Task directions:
Looking at the entries, how many lines hold the word "Enter"? State the number by itself.

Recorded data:
/---
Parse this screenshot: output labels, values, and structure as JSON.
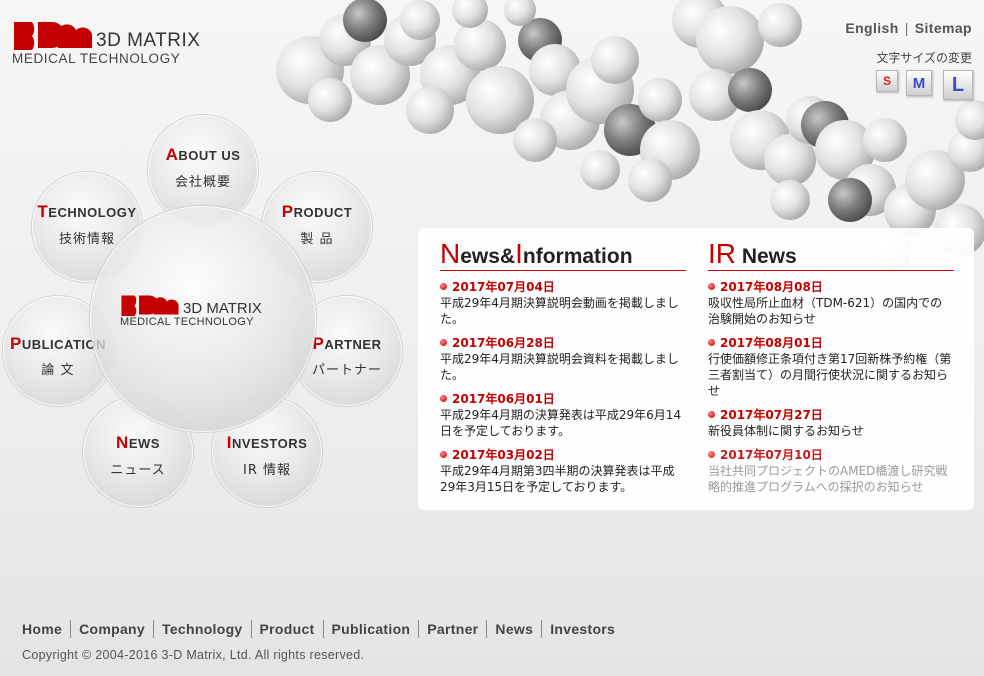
{
  "brand": {
    "name_line1": "3D MATRIX",
    "name_line2": "MEDICAL TECHNOLOGY",
    "accent_color": "#c40000"
  },
  "header": {
    "english": "English",
    "separator": "|",
    "sitemap": "Sitemap",
    "font_size_label": "文字サイズの変更",
    "font_sizes": [
      "S",
      "M",
      "L"
    ]
  },
  "circle_nav": {
    "about": {
      "cap": "A",
      "rest": "BOUT US",
      "jp": "会社概要"
    },
    "product": {
      "cap": "P",
      "rest": "RODUCT",
      "jp": "製 品"
    },
    "technology": {
      "cap": "T",
      "rest": "ECHNOLOGY",
      "jp": "技術情報"
    },
    "publication": {
      "cap": "P",
      "rest": "UBLICATION",
      "jp": "論 文"
    },
    "partner": {
      "cap": "P",
      "rest": "ARTNER",
      "jp": "パートナー"
    },
    "news": {
      "cap": "N",
      "rest": "EWS",
      "jp": "ニュース"
    },
    "investors": {
      "cap": "I",
      "rest": "NVESTORS",
      "jp": "IR 情報"
    }
  },
  "news": {
    "heading_cap1": "N",
    "heading_rest1": "ews&",
    "heading_cap2": "I",
    "heading_rest2": "nformation",
    "items": [
      {
        "date": "2017年07月04日",
        "text": "平成29年4月期決算説明会動画を掲載しました。"
      },
      {
        "date": "2017年06月28日",
        "text": "平成29年4月期決算説明会資料を掲載しました。"
      },
      {
        "date": "2017年06月01日",
        "text": "平成29年4月期の決算発表は平成29年6月14日を予定しております。"
      },
      {
        "date": "2017年03月02日",
        "text": "平成29年4月期第3四半期の決算発表は平成29年3月15日を予定しております。"
      }
    ]
  },
  "ir_news": {
    "heading_cap": "IR",
    "heading_rest": " News",
    "items": [
      {
        "date": "2017年08月08日",
        "text": "吸収性局所止血材（TDM-621）の国内での治験開始のお知らせ"
      },
      {
        "date": "2017年08月01日",
        "text": "行使価額修正条項付き第17回新株予約権（第三者割当て）の月間行使状況に関するお知らせ"
      },
      {
        "date": "2017年07月27日",
        "text": "新役員体制に関するお知らせ"
      },
      {
        "date": "2017年07月10日",
        "text": "当社共同プロジェクトのAMED橋渡し研究戦略的推進プログラムへの採択のお知らせ"
      }
    ]
  },
  "footer": {
    "nav": [
      "Home",
      "Company",
      "Technology",
      "Product",
      "Publication",
      "Partner",
      "News",
      "Investors"
    ],
    "copyright": "Copyright © 2004-2016 3-D Matrix, Ltd. All rights reserved."
  }
}
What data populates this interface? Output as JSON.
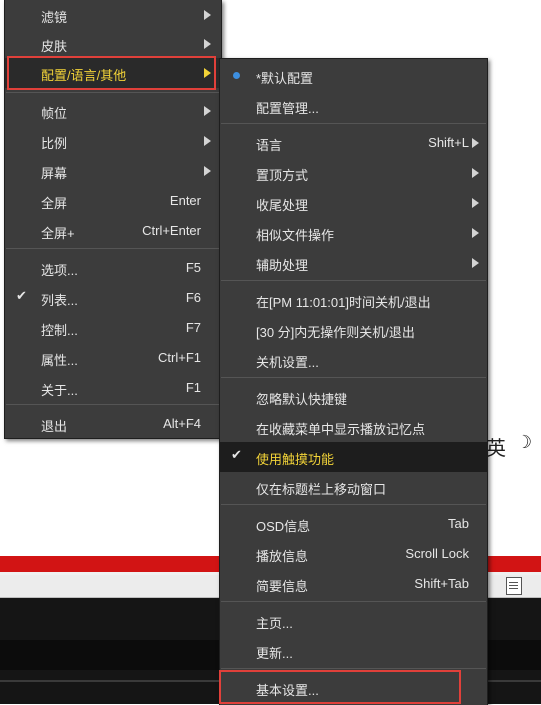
{
  "main_menu": {
    "items": [
      {
        "label": "滤镜",
        "shortcut": ""
      },
      {
        "label": "皮肤",
        "shortcut": ""
      },
      {
        "label": "配置/语言/其他",
        "shortcut": ""
      },
      {
        "label": "帧位",
        "shortcut": ""
      },
      {
        "label": "比例",
        "shortcut": ""
      },
      {
        "label": "屏幕",
        "shortcut": ""
      },
      {
        "label": "全屏",
        "shortcut": "Enter"
      },
      {
        "label": "全屏+",
        "shortcut": "Ctrl+Enter"
      },
      {
        "label": "选项...",
        "shortcut": "F5"
      },
      {
        "label": "列表...",
        "shortcut": "F6"
      },
      {
        "label": "控制...",
        "shortcut": "F7"
      },
      {
        "label": "属性...",
        "shortcut": "Ctrl+F1"
      },
      {
        "label": "关于...",
        "shortcut": "F1"
      },
      {
        "label": "退出",
        "shortcut": "Alt+F4"
      }
    ]
  },
  "sub_menu": {
    "items": [
      {
        "label": "*默认配置",
        "shortcut": ""
      },
      {
        "label": "配置管理...",
        "shortcut": ""
      },
      {
        "label": "语言",
        "shortcut": "Shift+L"
      },
      {
        "label": "置顶方式",
        "shortcut": ""
      },
      {
        "label": "收尾处理",
        "shortcut": ""
      },
      {
        "label": "相似文件操作",
        "shortcut": ""
      },
      {
        "label": "辅助处理",
        "shortcut": ""
      },
      {
        "label": "在[PM 11:01:01]时间关机/退出",
        "shortcut": ""
      },
      {
        "label": "[30 分]内无操作则关机/退出",
        "shortcut": ""
      },
      {
        "label": "关机设置...",
        "shortcut": ""
      },
      {
        "label": "忽略默认快捷键",
        "shortcut": ""
      },
      {
        "label": "在收藏菜单中显示播放记忆点",
        "shortcut": ""
      },
      {
        "label": "使用触摸功能",
        "shortcut": ""
      },
      {
        "label": "仅在标题栏上移动窗口",
        "shortcut": ""
      },
      {
        "label": "OSD信息",
        "shortcut": "Tab"
      },
      {
        "label": "播放信息",
        "shortcut": "Scroll Lock"
      },
      {
        "label": "简要信息",
        "shortcut": "Shift+Tab"
      },
      {
        "label": "主页...",
        "shortcut": ""
      },
      {
        "label": "更新...",
        "shortcut": ""
      },
      {
        "label": "基本设置...",
        "shortcut": ""
      }
    ]
  },
  "background": {
    "ime_text": "英",
    "ime_moon": "☽"
  },
  "colors": {
    "menu_bg": "#3c3c3c",
    "highlight_text": "#f2d338",
    "annotation_red": "#e0403a",
    "radio_blue": "#3d8fe0"
  }
}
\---
Solution below:
2